Accessibility navigation

How accurate are volcanic ash simulations of the 2010 Eyjafjallajökull eruption?

Dacre, H. F., Harvey, N. J. ORCID:, Webley, P. W. and Morton, D. (2016) How accurate are volcanic ash simulations of the 2010 Eyjafjallajökull eruption? Journal of Geophysical Research: Atmospheres, 121 (7). pp. 3534-3547. ISSN 2169-8996

Text (Open Access) - Published Version
· Available under License Creative Commons Attribution.
· Please see our End User Agreement before downloading.


It is advisable to refer to the publisher's version if you intend to cite from this work. See Guidance on citing.

To link to this item DOI: 10.1002/2015JD024265
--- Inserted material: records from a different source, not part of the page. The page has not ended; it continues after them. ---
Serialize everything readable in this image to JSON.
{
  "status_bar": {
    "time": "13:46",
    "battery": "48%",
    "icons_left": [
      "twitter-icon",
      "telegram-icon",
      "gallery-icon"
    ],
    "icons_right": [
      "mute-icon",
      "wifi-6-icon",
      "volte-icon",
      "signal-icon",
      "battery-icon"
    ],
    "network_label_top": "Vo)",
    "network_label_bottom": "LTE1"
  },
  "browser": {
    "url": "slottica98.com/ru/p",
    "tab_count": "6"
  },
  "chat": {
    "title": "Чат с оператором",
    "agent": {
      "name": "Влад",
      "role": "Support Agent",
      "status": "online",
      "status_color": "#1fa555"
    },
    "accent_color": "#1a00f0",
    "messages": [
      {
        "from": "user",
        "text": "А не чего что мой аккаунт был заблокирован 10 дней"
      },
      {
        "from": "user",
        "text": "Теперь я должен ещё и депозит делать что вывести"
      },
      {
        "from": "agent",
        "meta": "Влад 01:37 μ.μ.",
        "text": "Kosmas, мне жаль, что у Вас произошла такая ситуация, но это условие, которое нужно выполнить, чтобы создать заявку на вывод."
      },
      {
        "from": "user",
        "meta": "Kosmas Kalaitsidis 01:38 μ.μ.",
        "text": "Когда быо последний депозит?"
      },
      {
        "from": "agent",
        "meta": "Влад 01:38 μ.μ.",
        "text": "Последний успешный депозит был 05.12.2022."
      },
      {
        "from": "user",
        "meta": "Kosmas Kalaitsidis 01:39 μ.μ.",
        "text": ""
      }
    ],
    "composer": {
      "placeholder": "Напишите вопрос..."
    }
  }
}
In the event of a volcanic eruption the decision to close airspace is based on forecast ash maps, produced using volcanic ash transport and dispersion models. In this paper we quantitatively evaluate the spatial skill of volcanic ash simulations using satellite retrievals of ash from the Eyja allajökull eruption during the period from 7 to 16 May 2010. We find that at the start of this period, 7–10 May, the model (FLEXible PARTicle) has excellent skill and can predict the spatial distribution of the satellite-retrieved ash to within 0.5∘ × 0.5∘ latitude/longitude. However, on 10 May there is a decrease in the spatial accuracy of the model to 2.5∘× 2.5∘ latitude/longitude, and between 11 and 12 May the simulated ash location errors grow rapidly. On 11 May ash is located close to a bifurcation point in the atmosphere, resulting in a rapid divergence in the modeled and satellite ash locations. In general, the model skill reduces as the residence time of ash increases. However, the error growth is not always steady. Rapid increases in error growth are linked to key points in the ash trajectories. Ensemble modeling using perturbed meteorological data would help to represent this uncertainty, and assimilation of satellite ash data would help to reduce uncertainty in volcanic ash forecasts.

Item Type:Article
Divisions:Science > School of Mathematical, Physical and Computational Sciences > Department of Meteorology
ID Code:65532
Publisher:American Geophysical Union


Downloads per month over past year

University Staff: Request a correction | Centaur Editors: Update this record

Page navigation